The humanists claim that children should be able to evaluate religious tenets for themselves before accepting them. Why aren’t they willing to allow children an opportunity to investigate the claims of Secular Humanism before they’re taught that in the public schools?
Also, humanists want children to be taught their methodology for investigation and then use that investigation to assess the truthfulness of Christianity. This seems quite an assault on Christianity. They want basically to teach kids, “You accept something as true only if you can empirically test it.” So you can’t believe in the resurrection of Christ, because you can test various hypotheses for the resurrection. Forget the evidence for the empty tomb, forget the evidence for the post-Resurrection appearances, and forget the evidence for the truthfulness of the apostles. Since the Resurrection isn’t subject to empirical investigation, it must not have occurred.
Is There Anything Commendable about These Statements?
There is some great good in the idea of values “clarification.” Notice the following quote once again: “Contemporary language arts, social studies and health education often stress the use of human reasoning in the study of values. Students are encouraged to create, clarify and support their own values” (Rodney B. Farmer, “Secular Humanism: The Newest Controversy in Education,” College Student Journal: 160). Students cannot create values—values come from God.
But values need to be clarified and supported. If we don’t know what we believe or why we believe it, we’ll find great difficulty in attempting to do the right thing. Scripture teaches us to understand why we believe what we believe. “In your hearts set apart Christ as Lord. Always be prepared to give an answer to everyone who asks you to give the reason for the hope that you have. But do this with gentleness, and respect” (1 Pet 3:15). Unless we know what we believe and why we believe it, we cannot hope to give a reason for the hope within us.
Have you clarified your values? Do you know Scripture well enough to know what you believe and why you believe what you believe? “How can a young man keep his way pure? By living according to your word” (Ps 119:9). “I have hidden your word in my heart that I might not sin against you” (Ps 119:11).
Do you need to spend more time in Scripture that you can more accurately clarify your values? Do you need to come tonight and ask for the church’s help in that clarification?

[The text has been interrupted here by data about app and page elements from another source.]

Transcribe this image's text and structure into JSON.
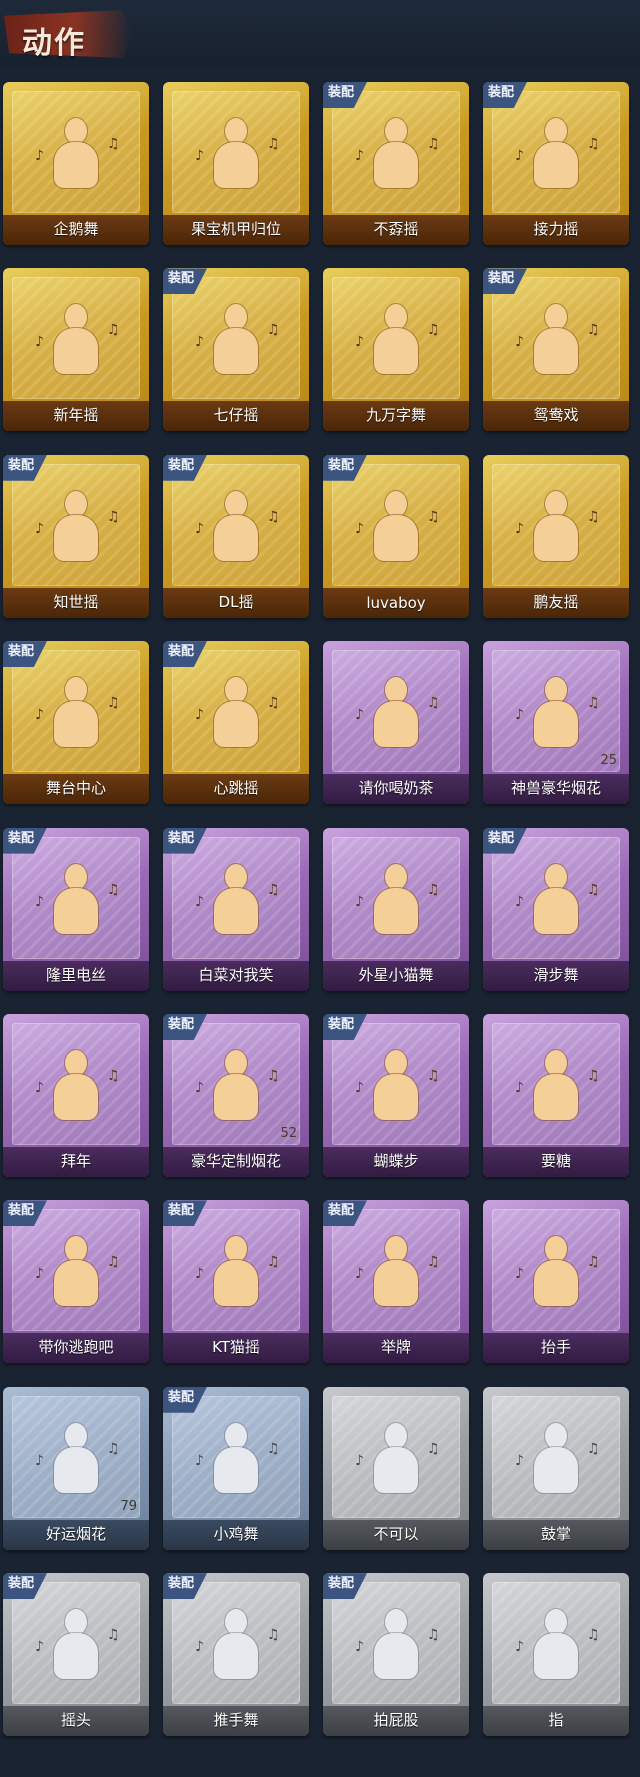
{
  "header": {
    "title": "动作"
  },
  "badge_text": "装配",
  "items": [
    {
      "label": "企鹅舞",
      "rarity": "gold",
      "equipped": false
    },
    {
      "label": "果宝机甲归位",
      "rarity": "gold",
      "equipped": false
    },
    {
      "label": "不孬摇",
      "rarity": "gold",
      "equipped": true
    },
    {
      "label": "接力摇",
      "rarity": "gold",
      "equipped": true
    },
    {
      "label": "新年摇",
      "rarity": "gold",
      "equipped": false
    },
    {
      "label": "七仔摇",
      "rarity": "gold",
      "equipped": true
    },
    {
      "label": "九万字舞",
      "rarity": "gold",
      "equipped": false
    },
    {
      "label": "鸳鸯戏",
      "rarity": "gold",
      "equipped": true
    },
    {
      "label": "知世摇",
      "rarity": "gold",
      "equipped": true
    },
    {
      "label": "DL摇",
      "rarity": "gold",
      "equipped": true
    },
    {
      "label": "luvaboy",
      "rarity": "gold",
      "equipped": true
    },
    {
      "label": "鹏友摇",
      "rarity": "gold",
      "equipped": false
    },
    {
      "label": "舞台中心",
      "rarity": "gold",
      "equipped": true
    },
    {
      "label": "心跳摇",
      "rarity": "gold",
      "equipped": true
    },
    {
      "label": "请你喝奶茶",
      "rarity": "purple",
      "equipped": false
    },
    {
      "label": "神兽豪华烟花",
      "rarity": "purple",
      "equipped": false,
      "count": "25"
    },
    {
      "label": "隆里电丝",
      "rarity": "purple",
      "equipped": true
    },
    {
      "label": "白菜对我笑",
      "rarity": "purple",
      "equipped": true
    },
    {
      "label": "外星小猫舞",
      "rarity": "purple",
      "equipped": false
    },
    {
      "label": "滑步舞",
      "rarity": "purple",
      "equipped": true
    },
    {
      "label": "拜年",
      "rarity": "purple",
      "equipped": false
    },
    {
      "label": "豪华定制烟花",
      "rarity": "purple",
      "equipped": true,
      "count": "52"
    },
    {
      "label": "蝴蝶步",
      "rarity": "purple",
      "equipped": true
    },
    {
      "label": "要糖",
      "rarity": "purple",
      "equipped": false
    },
    {
      "label": "带你逃跑吧",
      "rarity": "purple",
      "equipped": true
    },
    {
      "label": "KT猫摇",
      "rarity": "purple",
      "equipped": true
    },
    {
      "label": "举牌",
      "rarity": "purple",
      "equipped": true
    },
    {
      "label": "抬手",
      "rarity": "purple",
      "equipped": false
    },
    {
      "label": "好运烟花",
      "rarity": "blue",
      "equipped": false,
      "count": "79"
    },
    {
      "label": "小鸡舞",
      "rarity": "blue",
      "equipped": true
    },
    {
      "label": "不可以",
      "rarity": "gray",
      "equipped": false
    },
    {
      "label": "鼓掌",
      "rarity": "gray",
      "equipped": false
    },
    {
      "label": "摇头",
      "rarity": "gray",
      "equipped": true
    },
    {
      "label": "推手舞",
      "rarity": "gray",
      "equipped": true
    },
    {
      "label": "拍屁股",
      "rarity": "gray",
      "equipped": true
    },
    {
      "label": "指",
      "rarity": "gray",
      "equipped": false
    }
  ]
}
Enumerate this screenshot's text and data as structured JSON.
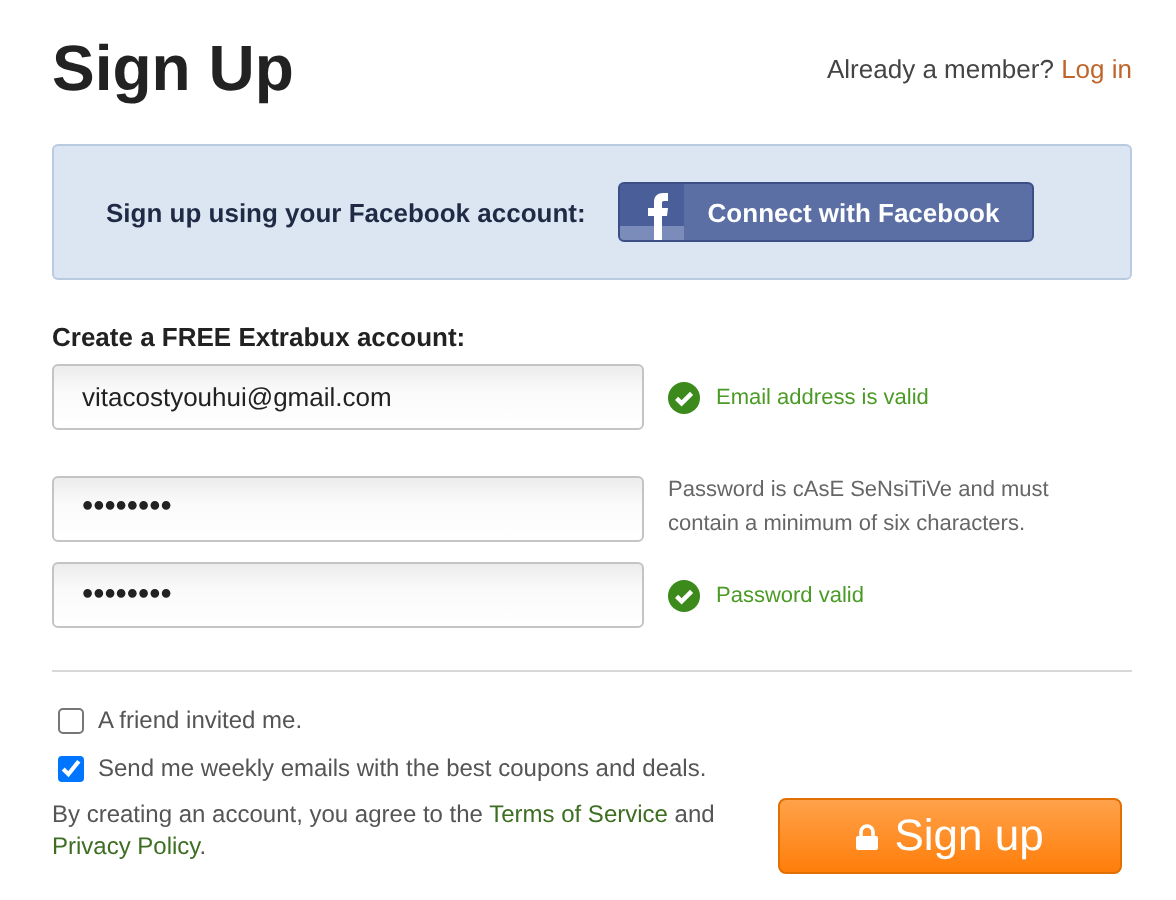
{
  "title": "Sign Up",
  "member_prompt": {
    "text": "Already a member?",
    "link": "Log in"
  },
  "facebook_banner": {
    "label": "Sign up using your Facebook account:",
    "button": "Connect with Facebook"
  },
  "form_heading": "Create a FREE Extrabux account:",
  "fields": [
    {
      "value": "vitacostyouhui@gmail.com",
      "kind": "email",
      "message": {
        "kind": "success",
        "text": "Email address is valid"
      }
    },
    {
      "value": "••••••••",
      "kind": "password",
      "message": {
        "kind": "hint",
        "text": "Password is cAsE SeNsiTiVe and must contain a minimum of six characters."
      }
    },
    {
      "value": "••••••••",
      "kind": "password",
      "message": {
        "kind": "success",
        "text": "Password valid"
      }
    }
  ],
  "checkboxes": [
    {
      "label": "A friend invited me.",
      "checked": false
    },
    {
      "label": "Send me weekly emails with the best coupons and deals.",
      "checked": true
    }
  ],
  "terms": {
    "before": "By creating an account, you agree to the ",
    "terms_link": "Terms of Service",
    "middle": " and ",
    "privacy_link": "Privacy Policy",
    "end": "."
  },
  "submit_button": "Sign up"
}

This sermon was originally preached by Dr. Justin Imel, Sr., at the Alum Creek church of Christ in Alum Creek, West Virginia.